Mr. Speaker, the hon. member ran out of time and facts, as well.

The only thing that is actually a threat to the pipeline has been the hon. member's position that is not supportive of the pipeline. I am quite surprised by the question, as a matter of fact, based on what he has previously said.

The Mackenzie Valley project continues to have a four to five year lead in front of the Alaska project. Certainly positive news has been announced for the Alaska project and that is fine. It is the position of the Government of Canada that we wish to see the Mackenzie project proceed first so that a northern basin is opened up.

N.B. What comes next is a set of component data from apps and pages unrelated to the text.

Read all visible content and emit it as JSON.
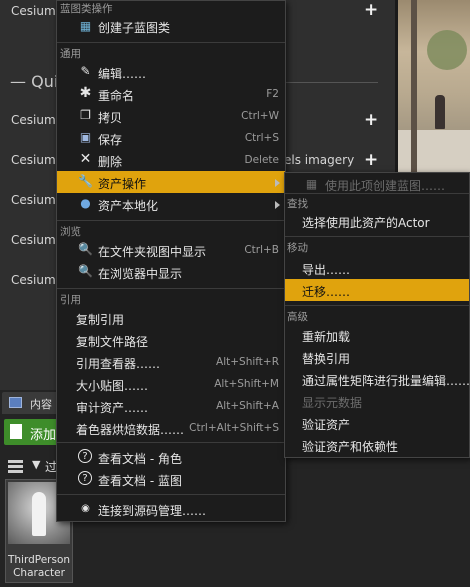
{
  "background": {
    "rows": [
      "Cesium C",
      "Cesium V",
      "Cesium V",
      "Cesium V",
      "Cesium V",
      "Cesium C"
    ],
    "quick_label": "Quic",
    "imagery_text": "els imagery",
    "plus": "+"
  },
  "content_browser": {
    "tab_label": "内容",
    "add_label": "添加",
    "filter_label": "过",
    "filter_icon": "▼",
    "asset_name": "ThirdPerson Character"
  },
  "menu": {
    "title": "蓝图类操作",
    "create_child": "创建子蓝图类",
    "sections": {
      "general": "通用",
      "browse": "浏览",
      "references": "引用"
    },
    "items": {
      "edit": {
        "label": "编辑……",
        "shortcut": ""
      },
      "rename": {
        "label": "重命名",
        "shortcut": "F2"
      },
      "copy": {
        "label": "拷贝",
        "shortcut": "Ctrl+W"
      },
      "save": {
        "label": "保存",
        "shortcut": "Ctrl+S"
      },
      "delete": {
        "label": "删除",
        "shortcut": "Delete"
      },
      "asset_actions": {
        "label": "资产操作"
      },
      "asset_localization": {
        "label": "资产本地化"
      },
      "show_in_folder": {
        "label": "在文件夹视图中显示",
        "shortcut": "Ctrl+B"
      },
      "show_in_browser": {
        "label": "在浏览器中显示",
        "shortcut": ""
      },
      "copy_reference": {
        "label": "复制引用",
        "shortcut": ""
      },
      "copy_file_path": {
        "label": "复制文件路径",
        "shortcut": ""
      },
      "reference_viewer": {
        "label": "引用查看器……",
        "shortcut": "Alt+Shift+R"
      },
      "size_map": {
        "label": "大小贴图……",
        "shortcut": "Alt+Shift+M"
      },
      "audit_assets": {
        "label": "审计资产……",
        "shortcut": "Alt+Shift+A"
      },
      "shader_cook": {
        "label": "着色器烘焙数据……",
        "shortcut": "Ctrl+Alt+Shift+S"
      },
      "doc_character": {
        "label": "查看文档 - 角色"
      },
      "doc_blueprint": {
        "label": "查看文档 - 蓝图"
      },
      "source_control": {
        "label": "连接到源码管理……"
      }
    }
  },
  "submenu": {
    "create_blueprint": "使用此项创建蓝图……",
    "sections": {
      "find": "查找",
      "move": "移动",
      "advanced": "高级"
    },
    "items": {
      "select_actor": "选择使用此资产的Actor",
      "export": "导出……",
      "migrate": "迁移……",
      "reload": "重新加载",
      "replace_references": "替换引用",
      "bulk_edit": "通过属性矩阵进行批量编辑……",
      "show_metadata": "显示元数据",
      "validate": "验证资产",
      "validate_deps": "验证资产和依赖性"
    }
  },
  "colors": {
    "highlight": "#e0a30d",
    "menu_bg": "#1c1c1c",
    "add_button": "#3e8d2a"
  }
}
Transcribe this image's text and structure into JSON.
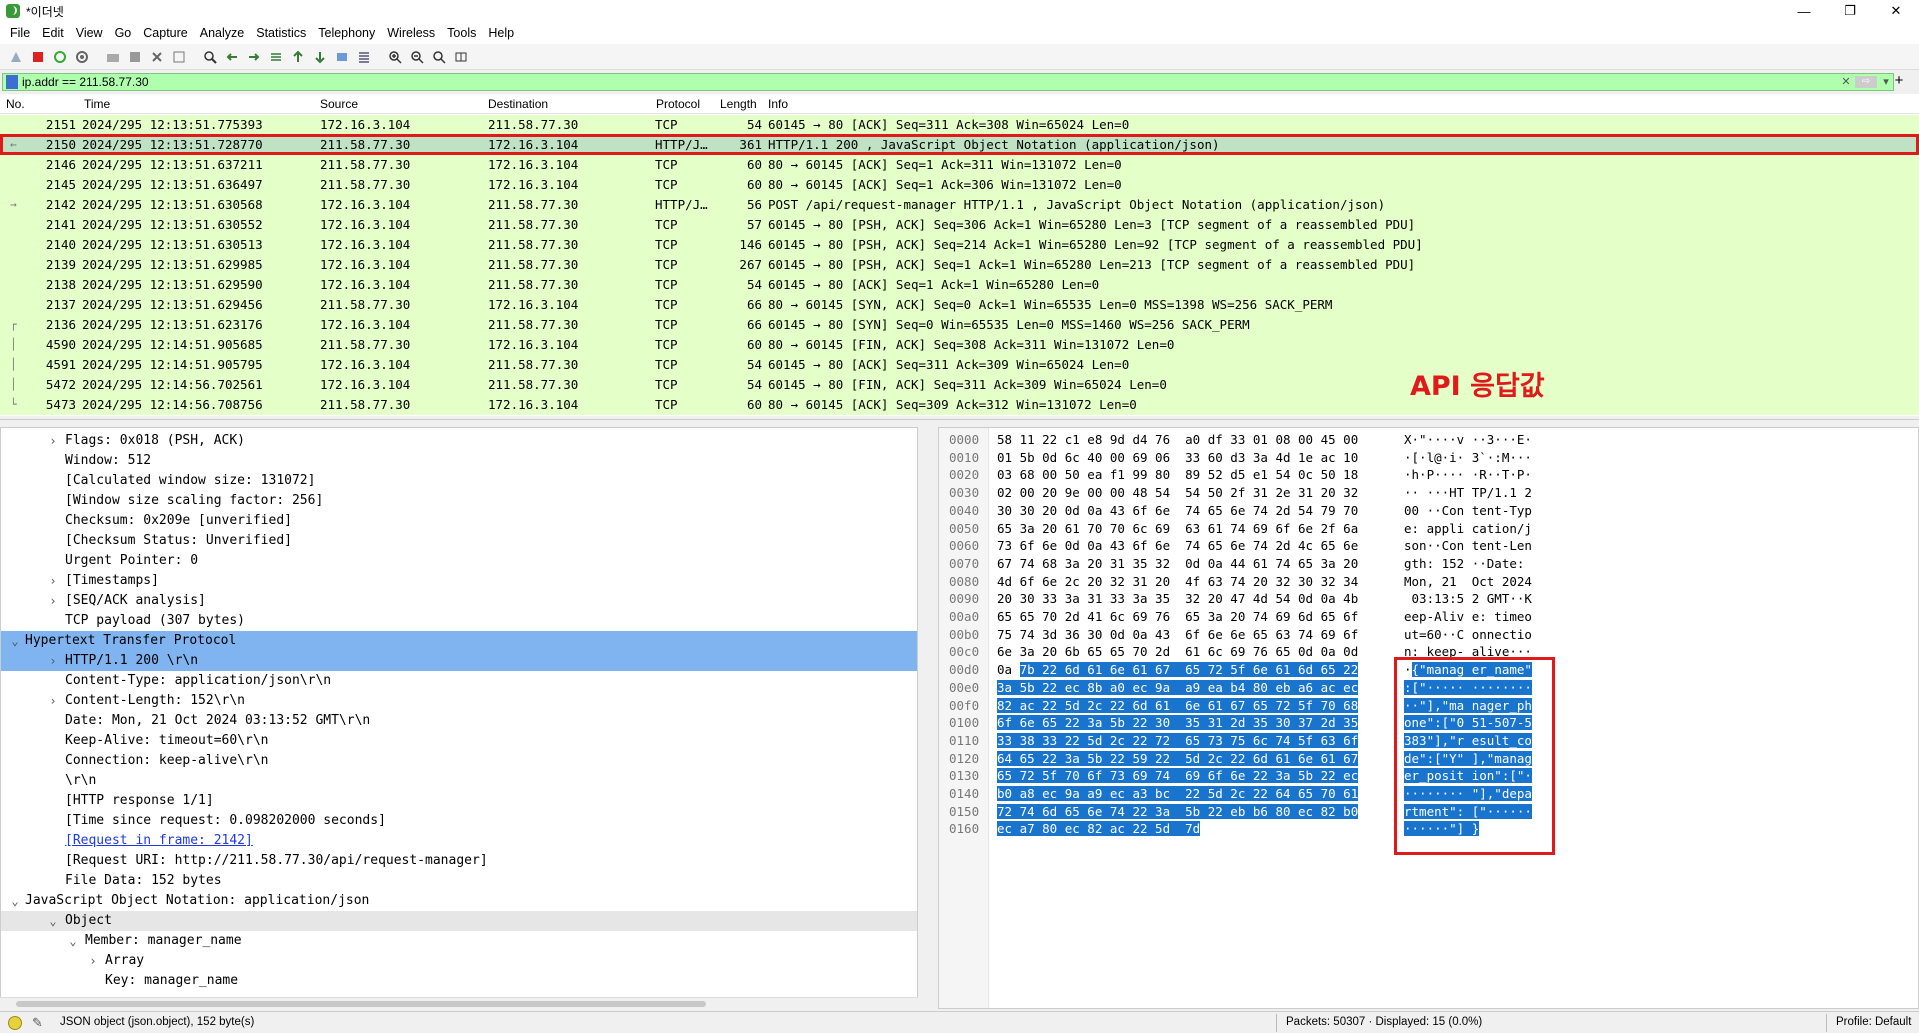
{
  "window": {
    "title": "*이더넷",
    "minimize": "—",
    "maximize": "❐",
    "close": "✕"
  },
  "menu": [
    "File",
    "Edit",
    "View",
    "Go",
    "Capture",
    "Analyze",
    "Statistics",
    "Telephony",
    "Wireless",
    "Tools",
    "Help"
  ],
  "filter": {
    "value": "ip.addr == 211.58.77.30",
    "add": "+"
  },
  "packet_list": {
    "columns": [
      "No.",
      "Time",
      "Source",
      "Destination",
      "Protocol",
      "Length",
      "Info"
    ],
    "rows": [
      {
        "no": "2151",
        "time": "2024/295 12:13:51.775393",
        "src": "172.16.3.104",
        "dst": "211.58.77.30",
        "proto": "TCP",
        "len": "54",
        "info": "60145 → 80 [ACK] Seq=311 Ack=308 Win=65024 Len=0",
        "glyph": ""
      },
      {
        "no": "2150",
        "time": "2024/295 12:13:51.728770",
        "src": "211.58.77.30",
        "dst": "172.16.3.104",
        "proto": "HTTP/J…",
        "len": "361",
        "info": "HTTP/1.1 200  , JavaScript Object Notation (application/json)",
        "glyph": "←",
        "selected": true
      },
      {
        "no": "2146",
        "time": "2024/295 12:13:51.637211",
        "src": "211.58.77.30",
        "dst": "172.16.3.104",
        "proto": "TCP",
        "len": "60",
        "info": "80 → 60145 [ACK] Seq=1 Ack=311 Win=131072 Len=0",
        "glyph": ""
      },
      {
        "no": "2145",
        "time": "2024/295 12:13:51.636497",
        "src": "211.58.77.30",
        "dst": "172.16.3.104",
        "proto": "TCP",
        "len": "60",
        "info": "80 → 60145 [ACK] Seq=1 Ack=306 Win=131072 Len=0",
        "glyph": ""
      },
      {
        "no": "2142",
        "time": "2024/295 12:13:51.630568",
        "src": "172.16.3.104",
        "dst": "211.58.77.30",
        "proto": "HTTP/J…",
        "len": "56",
        "info": "POST /api/request-manager HTTP/1.1 , JavaScript Object Notation (application/json)",
        "glyph": "→"
      },
      {
        "no": "2141",
        "time": "2024/295 12:13:51.630552",
        "src": "172.16.3.104",
        "dst": "211.58.77.30",
        "proto": "TCP",
        "len": "57",
        "info": "60145 → 80 [PSH, ACK] Seq=306 Ack=1 Win=65280 Len=3 [TCP segment of a reassembled PDU]",
        "glyph": ""
      },
      {
        "no": "2140",
        "time": "2024/295 12:13:51.630513",
        "src": "172.16.3.104",
        "dst": "211.58.77.30",
        "proto": "TCP",
        "len": "146",
        "info": "60145 → 80 [PSH, ACK] Seq=214 Ack=1 Win=65280 Len=92 [TCP segment of a reassembled PDU]",
        "glyph": ""
      },
      {
        "no": "2139",
        "time": "2024/295 12:13:51.629985",
        "src": "172.16.3.104",
        "dst": "211.58.77.30",
        "proto": "TCP",
        "len": "267",
        "info": "60145 → 80 [PSH, ACK] Seq=1 Ack=1 Win=65280 Len=213 [TCP segment of a reassembled PDU]",
        "glyph": ""
      },
      {
        "no": "2138",
        "time": "2024/295 12:13:51.629590",
        "src": "172.16.3.104",
        "dst": "211.58.77.30",
        "proto": "TCP",
        "len": "54",
        "info": "60145 → 80 [ACK] Seq=1 Ack=1 Win=65280 Len=0",
        "glyph": ""
      },
      {
        "no": "2137",
        "time": "2024/295 12:13:51.629456",
        "src": "211.58.77.30",
        "dst": "172.16.3.104",
        "proto": "TCP",
        "len": "66",
        "info": "80 → 60145 [SYN, ACK] Seq=0 Ack=1 Win=65535 Len=0 MSS=1398 WS=256 SACK_PERM",
        "glyph": ""
      },
      {
        "no": "2136",
        "time": "2024/295 12:13:51.623176",
        "src": "172.16.3.104",
        "dst": "211.58.77.30",
        "proto": "TCP",
        "len": "66",
        "info": "60145 → 80 [SYN] Seq=0 Win=65535 Len=0 MSS=1460 WS=256 SACK_PERM",
        "glyph": "┌"
      },
      {
        "no": "4590",
        "time": "2024/295 12:14:51.905685",
        "src": "211.58.77.30",
        "dst": "172.16.3.104",
        "proto": "TCP",
        "len": "60",
        "info": "80 → 60145 [FIN, ACK] Seq=308 Ack=311 Win=131072 Len=0",
        "glyph": "│"
      },
      {
        "no": "4591",
        "time": "2024/295 12:14:51.905795",
        "src": "172.16.3.104",
        "dst": "211.58.77.30",
        "proto": "TCP",
        "len": "54",
        "info": "60145 → 80 [ACK] Seq=311 Ack=309 Win=65024 Len=0",
        "glyph": "│"
      },
      {
        "no": "5472",
        "time": "2024/295 12:14:56.702561",
        "src": "172.16.3.104",
        "dst": "211.58.77.30",
        "proto": "TCP",
        "len": "54",
        "info": "60145 → 80 [FIN, ACK] Seq=311 Ack=309 Win=65024 Len=0",
        "glyph": "│"
      },
      {
        "no": "5473",
        "time": "2024/295 12:14:56.708756",
        "src": "211.58.77.30",
        "dst": "172.16.3.104",
        "proto": "TCP",
        "len": "60",
        "info": "80 → 60145 [ACK] Seq=309 Ack=312 Win=131072 Len=0",
        "glyph": "└"
      }
    ]
  },
  "annotation": {
    "label": "API 응답값"
  },
  "details": [
    {
      "indent": 1,
      "arrow": "›",
      "text": "Flags: 0x018 (PSH, ACK)"
    },
    {
      "indent": 1,
      "arrow": "",
      "text": "Window: 512"
    },
    {
      "indent": 1,
      "arrow": "",
      "text": "[Calculated window size: 131072]"
    },
    {
      "indent": 1,
      "arrow": "",
      "text": "[Window size scaling factor: 256]"
    },
    {
      "indent": 1,
      "arrow": "",
      "text": "Checksum: 0x209e [unverified]"
    },
    {
      "indent": 1,
      "arrow": "",
      "text": "[Checksum Status: Unverified]"
    },
    {
      "indent": 1,
      "arrow": "",
      "text": "Urgent Pointer: 0"
    },
    {
      "indent": 1,
      "arrow": "›",
      "text": "[Timestamps]"
    },
    {
      "indent": 1,
      "arrow": "›",
      "text": "[SEQ/ACK analysis]"
    },
    {
      "indent": 1,
      "arrow": "",
      "text": "TCP payload (307 bytes)"
    },
    {
      "indent": 0,
      "arrow": "⌄",
      "text": "Hypertext Transfer Protocol",
      "hl": "blue"
    },
    {
      "indent": 1,
      "arrow": "›",
      "text": "HTTP/1.1 200 \\r\\n",
      "hl": "blue"
    },
    {
      "indent": 1,
      "arrow": "",
      "text": "Content-Type: application/json\\r\\n"
    },
    {
      "indent": 1,
      "arrow": "›",
      "text": "Content-Length: 152\\r\\n"
    },
    {
      "indent": 1,
      "arrow": "",
      "text": "Date: Mon, 21 Oct 2024 03:13:52 GMT\\r\\n"
    },
    {
      "indent": 1,
      "arrow": "",
      "text": "Keep-Alive: timeout=60\\r\\n"
    },
    {
      "indent": 1,
      "arrow": "",
      "text": "Connection: keep-alive\\r\\n"
    },
    {
      "indent": 1,
      "arrow": "",
      "text": "\\r\\n"
    },
    {
      "indent": 1,
      "arrow": "",
      "text": "[HTTP response 1/1]"
    },
    {
      "indent": 1,
      "arrow": "",
      "text": "[Time since request: 0.098202000 seconds]"
    },
    {
      "indent": 1,
      "arrow": "",
      "text": "[Request in frame: 2142]",
      "link": true
    },
    {
      "indent": 1,
      "arrow": "",
      "text": "[Request URI: http://211.58.77.30/api/request-manager]"
    },
    {
      "indent": 1,
      "arrow": "",
      "text": "File Data: 152 bytes"
    },
    {
      "indent": 0,
      "arrow": "⌄",
      "text": "JavaScript Object Notation: application/json"
    },
    {
      "indent": 1,
      "arrow": "⌄",
      "text": "Object",
      "hl": "gray"
    },
    {
      "indent": 2,
      "arrow": "⌄",
      "text": "Member: manager_name"
    },
    {
      "indent": 3,
      "arrow": "›",
      "text": "Array"
    },
    {
      "indent": 3,
      "arrow": "",
      "text": "Key: manager_name"
    }
  ],
  "bytes": [
    {
      "off": "0000",
      "pre": "58 11 22 c1 e8 9d d4 76  a0 df 33 01 08 00 45 00",
      "hi": "",
      "asc_pre": "X·\"····v ··3···E·",
      "asc_hi": ""
    },
    {
      "off": "0010",
      "pre": "01 5b 0d 6c 40 00 69 06  33 60 d3 3a 4d 1e ac 10",
      "hi": "",
      "asc_pre": "·[·l@·i· 3`·:M···",
      "asc_hi": ""
    },
    {
      "off": "0020",
      "pre": "03 68 00 50 ea f1 99 80  89 52 d5 e1 54 0c 50 18",
      "hi": "",
      "asc_pre": "·h·P···· ·R··T·P·",
      "asc_hi": ""
    },
    {
      "off": "0030",
      "pre": "02 00 20 9e 00 00 48 54  54 50 2f 31 2e 31 20 32",
      "hi": "",
      "asc_pre": "·· ···HT TP/1.1 2",
      "asc_hi": ""
    },
    {
      "off": "0040",
      "pre": "30 30 20 0d 0a 43 6f 6e  74 65 6e 74 2d 54 79 70",
      "hi": "",
      "asc_pre": "00 ··Con tent-Typ",
      "asc_hi": ""
    },
    {
      "off": "0050",
      "pre": "65 3a 20 61 70 70 6c 69  63 61 74 69 6f 6e 2f 6a",
      "hi": "",
      "asc_pre": "e: appli cation/j",
      "asc_hi": ""
    },
    {
      "off": "0060",
      "pre": "73 6f 6e 0d 0a 43 6f 6e  74 65 6e 74 2d 4c 65 6e",
      "hi": "",
      "asc_pre": "son··Con tent-Len",
      "asc_hi": ""
    },
    {
      "off": "0070",
      "pre": "67 74 68 3a 20 31 35 32  0d 0a 44 61 74 65 3a 20",
      "hi": "",
      "asc_pre": "gth: 152 ··Date: ",
      "asc_hi": ""
    },
    {
      "off": "0080",
      "pre": "4d 6f 6e 2c 20 32 31 20  4f 63 74 20 32 30 32 34",
      "hi": "",
      "asc_pre": "Mon, 21  Oct 2024",
      "asc_hi": ""
    },
    {
      "off": "0090",
      "pre": "20 30 33 3a 31 33 3a 35  32 20 47 4d 54 0d 0a 4b",
      "hi": "",
      "asc_pre": " 03:13:5 2 GMT··K",
      "asc_hi": ""
    },
    {
      "off": "00a0",
      "pre": "65 65 70 2d 41 6c 69 76  65 3a 20 74 69 6d 65 6f",
      "hi": "",
      "asc_pre": "eep-Aliv e: timeo",
      "asc_hi": ""
    },
    {
      "off": "00b0",
      "pre": "75 74 3d 36 30 0d 0a 43  6f 6e 6e 65 63 74 69 6f",
      "hi": "",
      "asc_pre": "ut=60··C onnectio",
      "asc_hi": ""
    },
    {
      "off": "00c0",
      "pre": "6e 3a 20 6b 65 65 70 2d  61 6c 69 76 65 0d 0a 0d",
      "hi": "",
      "asc_pre": "n: keep- alive···",
      "asc_hi": ""
    },
    {
      "off": "00d0",
      "pre": "0a ",
      "hi": "7b 22 6d 61 6e 61 67  65 72 5f 6e 61 6d 65 22",
      "asc_pre": "·",
      "asc_hi": "{\"manag er_name\""
    },
    {
      "off": "00e0",
      "pre": "",
      "hi": "3a 5b 22 ec 8b a0 ec 9a  a9 ea b4 80 eb a6 ac ec",
      "asc_pre": "",
      "asc_hi": ":[\"····· ········"
    },
    {
      "off": "00f0",
      "pre": "",
      "hi": "82 ac 22 5d 2c 22 6d 61  6e 61 67 65 72 5f 70 68",
      "asc_pre": "",
      "asc_hi": "··\"],\"ma nager_ph"
    },
    {
      "off": "0100",
      "pre": "",
      "hi": "6f 6e 65 22 3a 5b 22 30  35 31 2d 35 30 37 2d 35",
      "asc_pre": "",
      "asc_hi": "one\":[\"0 51-507-5"
    },
    {
      "off": "0110",
      "pre": "",
      "hi": "33 38 33 22 5d 2c 22 72  65 73 75 6c 74 5f 63 6f",
      "asc_pre": "",
      "asc_hi": "383\"],\"r esult_co"
    },
    {
      "off": "0120",
      "pre": "",
      "hi": "64 65 22 3a 5b 22 59 22  5d 2c 22 6d 61 6e 61 67",
      "asc_pre": "",
      "asc_hi": "de\":[\"Y\" ],\"manag"
    },
    {
      "off": "0130",
      "pre": "",
      "hi": "65 72 5f 70 6f 73 69 74  69 6f 6e 22 3a 5b 22 ec",
      "asc_pre": "",
      "asc_hi": "er_posit ion\":[\"·"
    },
    {
      "off": "0140",
      "pre": "",
      "hi": "b0 a8 ec 9a a9 ec a3 bc  22 5d 2c 22 64 65 70 61",
      "asc_pre": "",
      "asc_hi": "········ \"],\"depa"
    },
    {
      "off": "0150",
      "pre": "",
      "hi": "72 74 6d 65 6e 74 22 3a  5b 22 eb b6 80 ec 82 b0",
      "asc_pre": "",
      "asc_hi": "rtment\": [\"······"
    },
    {
      "off": "0160",
      "pre": "",
      "hi": "ec a7 80 ec 82 ac 22 5d  7d",
      "asc_pre": "",
      "asc_hi": "······\"] }"
    }
  ],
  "status": {
    "left": "JSON object (json.object), 152 byte(s)",
    "middle": "Packets: 50307 · Displayed: 15 (0.0%)",
    "right": "Profile: Default"
  }
}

We remain four to give years ahead of the Alaska project in terms of regulatory work and work with aboriginal Canadians.

Infrastructure
Oral Questions

Noon

Conservative

Royal Galipeau Ottawa—Orléans, ON

Mr. Speaker, the Government of Canada, in cooperation with the provinces, is investing heavily in infrastructure projects across the country.

As these projects continue to get under way and jobs are being created, could the Minister of Transport, Infrastructure and Communities update the House about the status of one of the first projects announced through the building Canada fund, the Ottawa Congress Centre?

Infrastructure
Oral Questions

Noon

Ottawa West—Nepean
Ontario

Conservative

John Baird Minister of Transport

Mr. Speaker, in this period of economic uncertainty, what my electors, the people I work for in Ottawa West--Nepean, expect is their political parties to put aside partisanship and to work together for the benefit of the country, the province and the city.

There is a great partnership going on between this federal government, led by the Prime Minister, and the government of Premier Dalton McGuinty, my premier. We are working constructively with the city and the other two levels of government on a $160 million plan with the Ottawa Congress Centre.

We put the shovels in the ground this morning. Jobs are being created. Hope and opportunity are in the future. Already 50 conventions have been booked.

Not-for-Profit Organizations
Oral Questions

Noon

Liberal

Lise Zarac LaSalle—Émard, QC

Mr. Speaker, Canada's not-for-profit organizations have 12 million volunteers who provide services equivalent to 7% of the gross domestic product, to help the poorest members of our society. These organizations are most vulnerable during a recession like this one, yet it is now when they are needed the most.

Experts believe that 20% of these organizations are at risk of closing. What is the government going to do to protect them?